If this last detail makes you cringe a bit, you probably won’t be alone. Unbreakable Kimmy Schmidt has always courted controversy, usually through its handling of race. Yet for all of the show’s “problematic” tendencies, it continues to have a subversive social conscience, too. Let’s not forget that this is essentially a comedy about a rape survivor. To not address toxic masculinity would be a violation of the series’ very premise, despite its goofy tone.
And maybe this is in part why Kimmy Schmidt never became more of a phenomenon. It’s hard to reckon with a show that deals with issues so inherently serious in such a goofy way. Unlike more serious contemporaries, the show never set out to be “woke.” The social justice aspects were a part of the comedy Carlock and Fey were already generating. Take the episode from last season, “Party Monster,” a pitch-perfect parody of true-crime shows focusing on Kimmy’s nemesis, the Reverend Richard Wayne Gary Wayne (Jon Hamm). It should be antithetical for any character so intensely evil to be amusing, but Hamm’s zany performance is just too hilarious for “Party Monster” not to land.
Would Fey and Carlock have been better off not approaching these taboo subjects at all? Is it possible for a show so unconcerned with offending people to also be progressive?
Frankly, I don’t know, and it’s too late to answer all of these questions, anyway. I do know that Unbreakable Kimmy Schmidt always made me laugh. In its best moments, it was positively brimming with amazing writing from several of the funniest people in TV, brought to life by even more amazing performances from a flawless cast. It will be missed.

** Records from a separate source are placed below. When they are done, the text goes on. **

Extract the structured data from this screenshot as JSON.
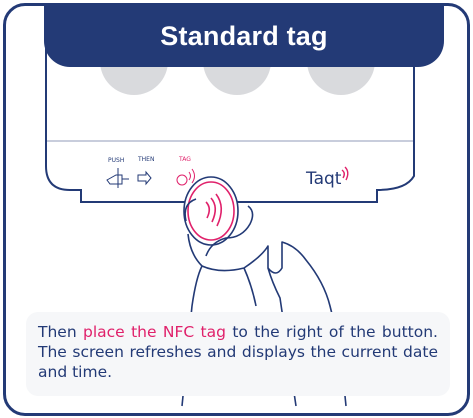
{
  "header": {
    "title": "Standard tag"
  },
  "device": {
    "push_label": "PUSH",
    "then_label": "THEN",
    "tag_label": "TAG",
    "brand": "Taqt",
    "icons": [
      "hand-press-icon",
      "arrow-right-icon",
      "nfc-tag-icon",
      "wifi-signal-icon"
    ]
  },
  "caption": {
    "before": "Then ",
    "highlight": "place the NFC tag",
    "after": " to the right of the button. The screen refreshes and displays the current date and time."
  },
  "colors": {
    "primary": "#233a76",
    "accent": "#e0216b",
    "text_box_bg": "#f6f7f9"
  }
}
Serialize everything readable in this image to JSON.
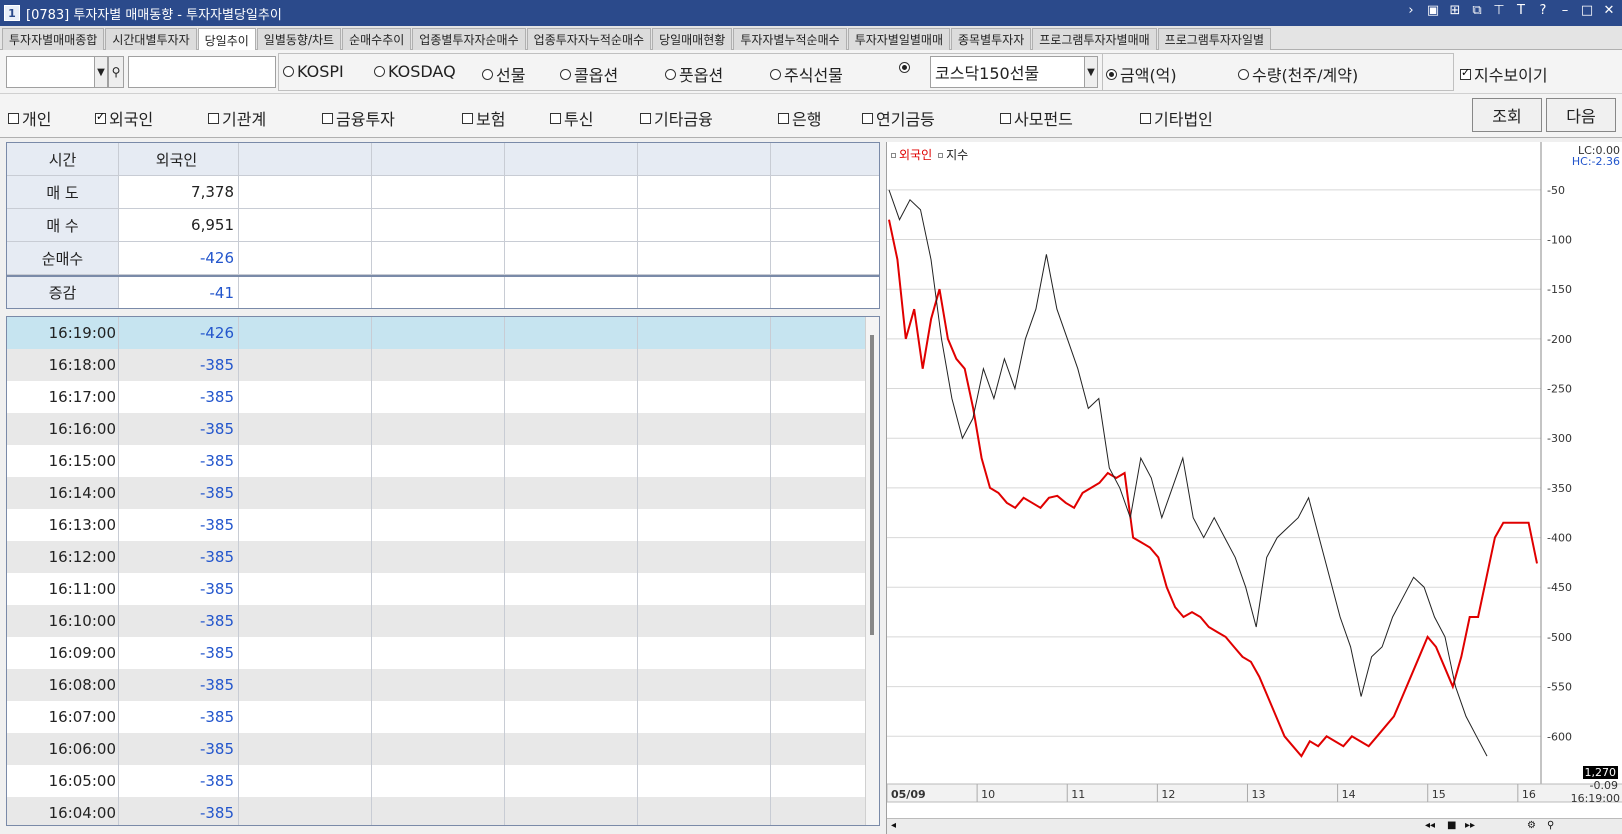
{
  "window": {
    "num": "1",
    "title": "[0783] 투자자별 매매동향 - 투자자별당일추이"
  },
  "tabs": [
    {
      "label": "투자자별매매종합"
    },
    {
      "label": "시간대별투자자"
    },
    {
      "label": "당일추이",
      "active": true
    },
    {
      "label": "일별동향/차트"
    },
    {
      "label": "순매수추이"
    },
    {
      "label": "업종별투자자순매수"
    },
    {
      "label": "업종투자자누적순매수"
    },
    {
      "label": "당일매매현황"
    },
    {
      "label": "투자자별누적순매수"
    },
    {
      "label": "투자자별일별매매"
    },
    {
      "label": "종목별투자자"
    },
    {
      "label": "프로그램투자자별매매"
    },
    {
      "label": "프로그램투자자일별"
    }
  ],
  "market": {
    "options": [
      "KOSPI",
      "KOSDAQ",
      "선물",
      "콜옵션",
      "풋옵션",
      "주식선물"
    ],
    "selected_product": "코스닥150선물",
    "unit_options": [
      "금액(억)",
      "수량(천주/계약)"
    ],
    "selected_unit": "금액(억)",
    "show_index_label": "지수보이기",
    "show_index": true
  },
  "investors": {
    "items": [
      "개인",
      "외국인",
      "기관계",
      "금융투자",
      "보험",
      "투신",
      "기타금융",
      "은행",
      "연기금등",
      "사모펀드",
      "기타법인"
    ],
    "checked": [
      "외국인"
    ]
  },
  "buttons": {
    "query": "조회",
    "next": "다음"
  },
  "summary": {
    "header": [
      "시간",
      "외국인"
    ],
    "rows": [
      {
        "label": "매 도",
        "value": "7,378",
        "neg": false
      },
      {
        "label": "매 수",
        "value": "6,951",
        "neg": false
      },
      {
        "label": "순매수",
        "value": "-426",
        "neg": true
      },
      {
        "label": "증감",
        "value": "-41",
        "neg": true
      }
    ]
  },
  "timeseries": [
    {
      "time": "16:19:00",
      "value": "-426"
    },
    {
      "time": "16:18:00",
      "value": "-385"
    },
    {
      "time": "16:17:00",
      "value": "-385"
    },
    {
      "time": "16:16:00",
      "value": "-385"
    },
    {
      "time": "16:15:00",
      "value": "-385"
    },
    {
      "time": "16:14:00",
      "value": "-385"
    },
    {
      "time": "16:13:00",
      "value": "-385"
    },
    {
      "time": "16:12:00",
      "value": "-385"
    },
    {
      "time": "16:11:00",
      "value": "-385"
    },
    {
      "time": "16:10:00",
      "value": "-385"
    },
    {
      "time": "16:09:00",
      "value": "-385"
    },
    {
      "time": "16:08:00",
      "value": "-385"
    },
    {
      "time": "16:07:00",
      "value": "-385"
    },
    {
      "time": "16:06:00",
      "value": "-385"
    },
    {
      "time": "16:05:00",
      "value": "-385"
    },
    {
      "time": "16:04:00",
      "value": "-385"
    }
  ],
  "chart_data": {
    "type": "line",
    "legend": [
      "외국인",
      "지수"
    ],
    "series_colors": {
      "외국인": "#e00000",
      "지수": "#222222"
    },
    "x_ticks": [
      "05/09",
      "10",
      "11",
      "12",
      "13",
      "14",
      "15",
      "16"
    ],
    "y_ticks": [
      -50,
      -100,
      -150,
      -200,
      -250,
      -300,
      -350,
      -400,
      -450,
      -500,
      -550,
      -600
    ],
    "ylim": [
      -640,
      -30
    ],
    "lc_label": "LC:0.00",
    "hc_label": "HC:-2.36",
    "last_value": "1,270",
    "last_change": "-0.09",
    "time_label": "16:19:00",
    "series": [
      {
        "name": "외국인",
        "values": [
          -80,
          -120,
          -200,
          -170,
          -230,
          -180,
          -150,
          -200,
          -220,
          -230,
          -270,
          -320,
          -350,
          -355,
          -365,
          -370,
          -360,
          -365,
          -370,
          -360,
          -358,
          -365,
          -370,
          -355,
          -350,
          -345,
          -335,
          -340,
          -335,
          -400,
          -405,
          -410,
          -420,
          -450,
          -470,
          -480,
          -475,
          -480,
          -490,
          -495,
          -500,
          -510,
          -520,
          -525,
          -540,
          -560,
          -580,
          -600,
          -610,
          -620,
          -605,
          -610,
          -600,
          -605,
          -610,
          -600,
          -605,
          -610,
          -600,
          -590,
          -580,
          -560,
          -540,
          -520,
          -500,
          -510,
          -530,
          -550,
          -520,
          -480,
          -480,
          -440,
          -400,
          -385,
          -385,
          -385,
          -385,
          -426
        ]
      },
      {
        "name": "지수",
        "values": [
          -50,
          -80,
          -60,
          -70,
          -120,
          -200,
          -260,
          -300,
          -280,
          -230,
          -260,
          -220,
          -250,
          -200,
          -170,
          -115,
          -170,
          -200,
          -230,
          -270,
          -260,
          -330,
          -350,
          -380,
          -320,
          -340,
          -380,
          -350,
          -320,
          -380,
          -400,
          -380,
          -400,
          -420,
          -450,
          -490,
          -420,
          -400,
          -390,
          -380,
          -360,
          -400,
          -440,
          -480,
          -510,
          -560,
          -520,
          -510,
          -480,
          -460,
          -440,
          -450,
          -480,
          -500,
          -550,
          -580,
          -600,
          -620
        ]
      }
    ]
  },
  "chart_toolbar_icons": [
    "scroll-left-icon",
    "first-icon",
    "stop-icon",
    "last-icon",
    "settings-icon",
    "zoom-icon"
  ]
}
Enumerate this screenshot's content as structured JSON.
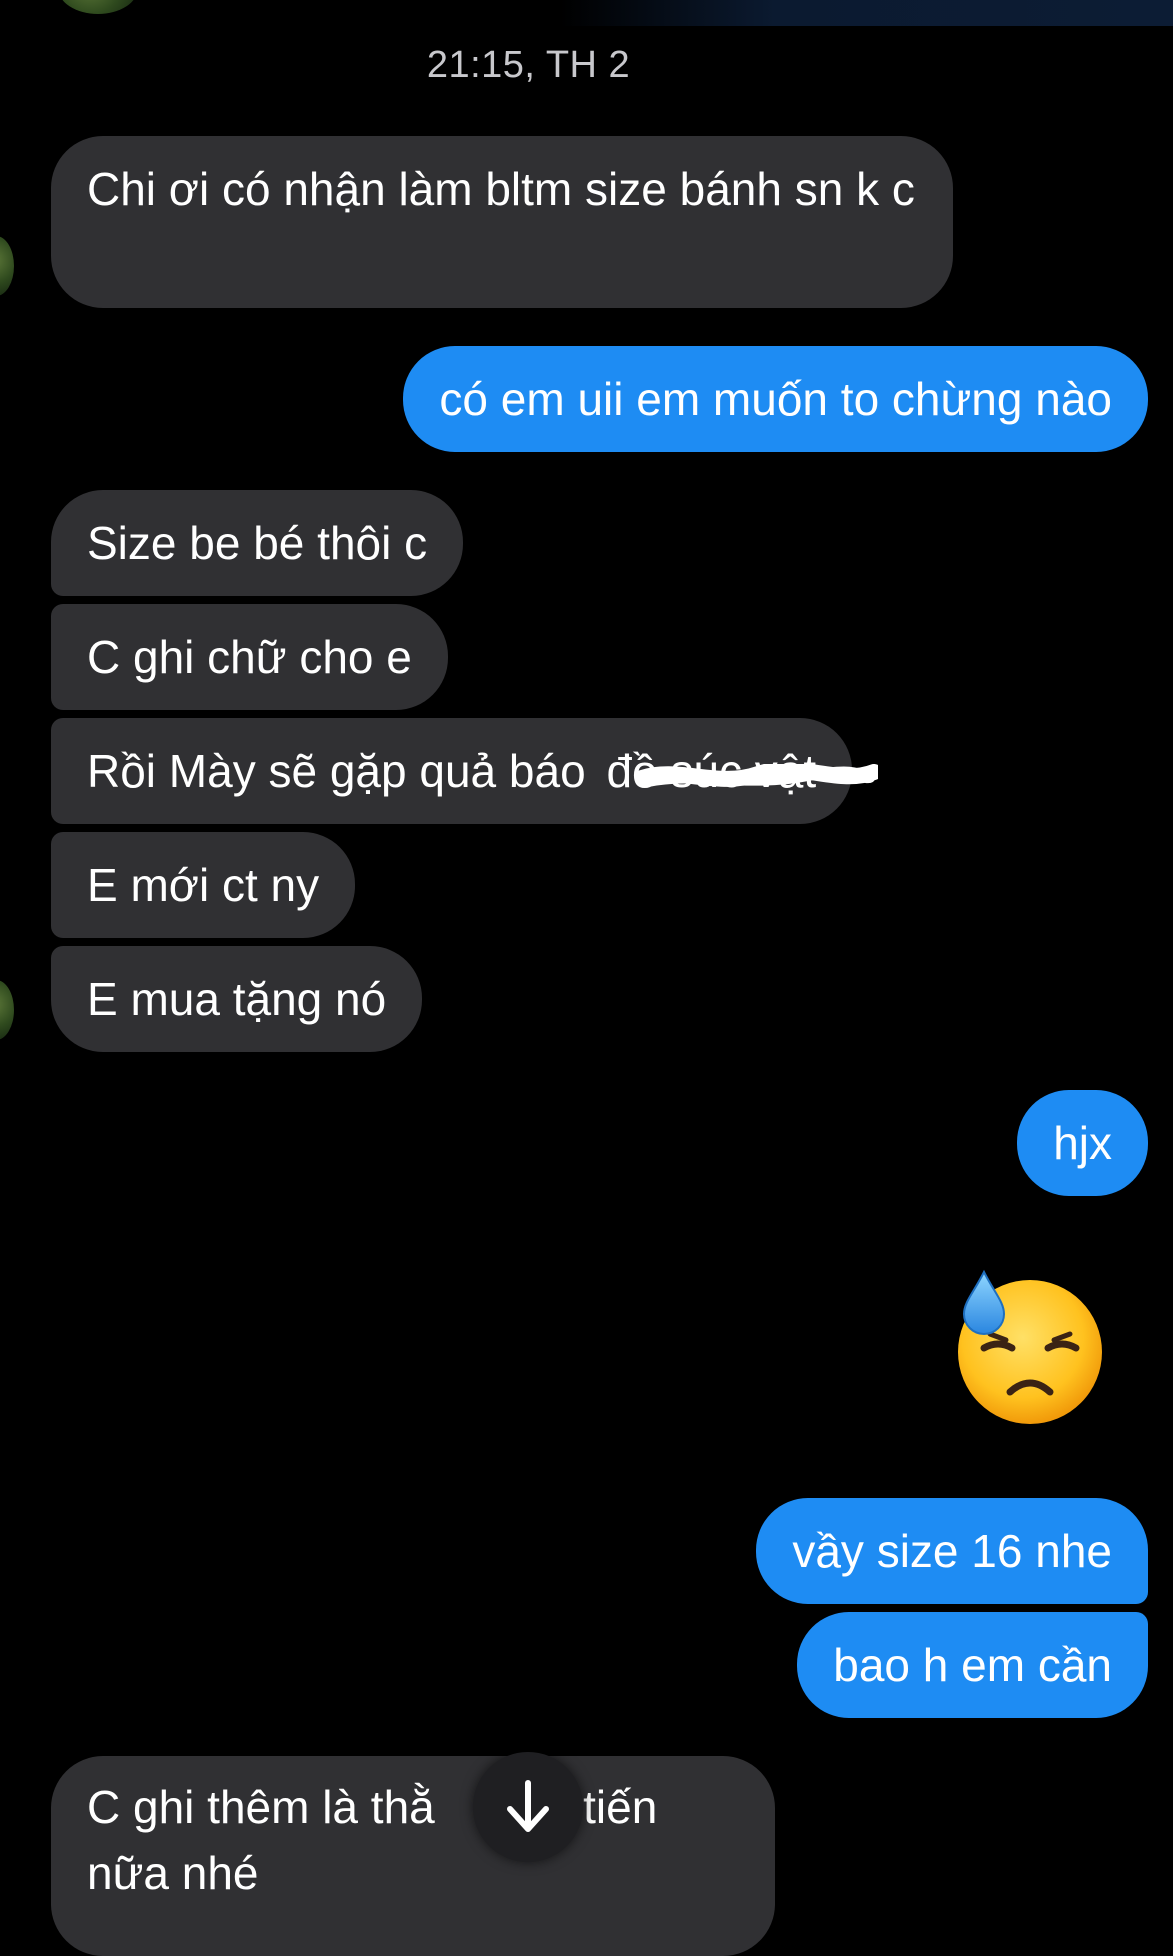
{
  "thread": {
    "timestamp": "21:15, TH 2"
  },
  "messages": [
    {
      "side": "incoming",
      "text": "Chi ơi có nhận làm bltm size bánh sn k c"
    },
    {
      "side": "outgoing",
      "text": "có em uii em muốn to chừng nào"
    },
    {
      "side": "incoming",
      "text": "Size be bé thôi c"
    },
    {
      "side": "incoming",
      "text": "C ghi chữ cho e"
    },
    {
      "side": "incoming",
      "text": "Rồi Mày sẽ gặp quả báo",
      "redacted_suffix": "đồ súc vật"
    },
    {
      "side": "incoming",
      "text": "E mới ct ny"
    },
    {
      "side": "incoming",
      "text": "E mua tặng nó"
    },
    {
      "side": "outgoing",
      "text": "hjx"
    },
    {
      "side": "outgoing",
      "emoji": "😓",
      "icon": "downcast-sweat-face-emoji"
    },
    {
      "side": "outgoing",
      "text": "vầy size 16 nhe"
    },
    {
      "side": "outgoing",
      "text": "bao h em cần"
    },
    {
      "side": "incoming",
      "text": "C ghi thêm là thằ",
      "text_after": "ó tiến",
      "text_line2": "nữa nhé"
    }
  ],
  "controls": {
    "scroll_down_icon": "arrow-down-icon"
  },
  "colors": {
    "background": "#000000",
    "incoming_bubble": "#303033",
    "outgoing_bubble": "#1e8cf3",
    "timestamp_text": "#c8c8cc"
  }
}
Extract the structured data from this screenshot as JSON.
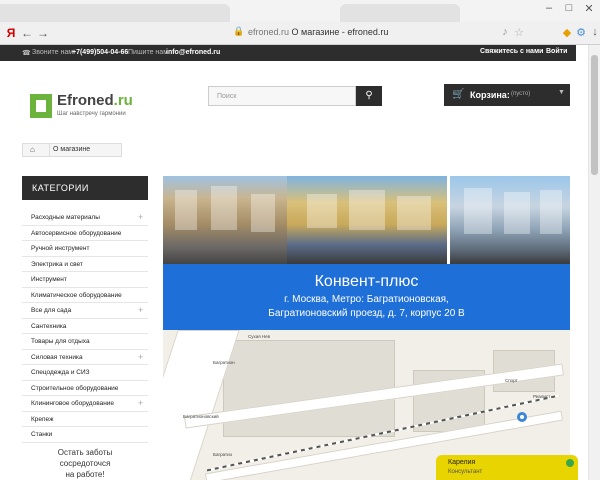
{
  "browser": {
    "title_right": "О магазине - efroned.ru",
    "address_domain": "efroned.ru",
    "address_title": "О магазине - efroned.ru",
    "back_icon": "back-arrow-icon",
    "forward_icon": "forward-arrow-icon",
    "reload_icon": "reload-icon",
    "y_label": "Я"
  },
  "topbar": {
    "call_label": "Звоните нам:",
    "phone": "+7(499)504-04-66",
    "write_label": "Пишите нам:",
    "email": "info@efroned.ru",
    "contact": "Свяжитесь с нами",
    "login": "Войти"
  },
  "logo": {
    "name": "Efroned",
    "suffix": ".ru",
    "tagline": "Шаг навстречу гармонии"
  },
  "search": {
    "placeholder": "Поиск"
  },
  "cart": {
    "label": "Корзина:",
    "status": "(пусто)"
  },
  "breadcrumb": {
    "current": "О магазине"
  },
  "sidebar": {
    "title": "КАТЕГОРИИ",
    "items": [
      {
        "label": "Расходные материалы",
        "has_sub": true
      },
      {
        "label": "Автосервисное оборудование",
        "has_sub": false
      },
      {
        "label": "Ручной инструмент",
        "has_sub": false
      },
      {
        "label": "Электрика и свет",
        "has_sub": false
      },
      {
        "label": "Инструмент",
        "has_sub": false
      },
      {
        "label": "Климатическое оборудование",
        "has_sub": false
      },
      {
        "label": "Все для сада",
        "has_sub": true
      },
      {
        "label": "Сантехника",
        "has_sub": false
      },
      {
        "label": "Товары для отдыха",
        "has_sub": false
      },
      {
        "label": "Силовая техника",
        "has_sub": true
      },
      {
        "label": "Спецодежда и СИЗ",
        "has_sub": false
      },
      {
        "label": "Строительное оборудование",
        "has_sub": false
      },
      {
        "label": "Клининговое оборудование",
        "has_sub": true
      },
      {
        "label": "Крепеж",
        "has_sub": false
      },
      {
        "label": "Станки",
        "has_sub": false
      }
    ],
    "promo_line1": "Остать заботы",
    "promo_line2": "сосредоточся",
    "promo_line3": "на работе!"
  },
  "banner": {
    "title": "Конвент-плюс",
    "line1": "г. Москва, Метро: Багратионовская,",
    "line2": "Багратионовский проезд, д. 7, корпус 20 В"
  },
  "map_labels": {
    "street1": "Сухая Нев",
    "street2": "Багратион",
    "street3": "Багратионовский",
    "street4": "Багратио",
    "shop1": "Спорт",
    "shop2": "Реалист"
  },
  "consultant": {
    "name": "Карелия",
    "role": "Консультант"
  }
}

Need more ideas? Here are our Netflix guides for the best war movies, documentaries, anime, indie flicks, true crime, food shows, gangster movies, Westerns, and movies based on true stories streaming right now. There are also sad movies guaranteed to make you cry, weird movies to melt your brain, and standup specials when you really need to laugh. Or check out Flixable, a search engine for Netflix.
Chris Osterndorf is an entertainment reporter and movie critic based in Los Angeles. He holds a degree in cinema from Chicago’s DePaul University. His work has appeared on the Daily Dot, Mic, the Script Lab, Salon, the Week, xoJane, and more.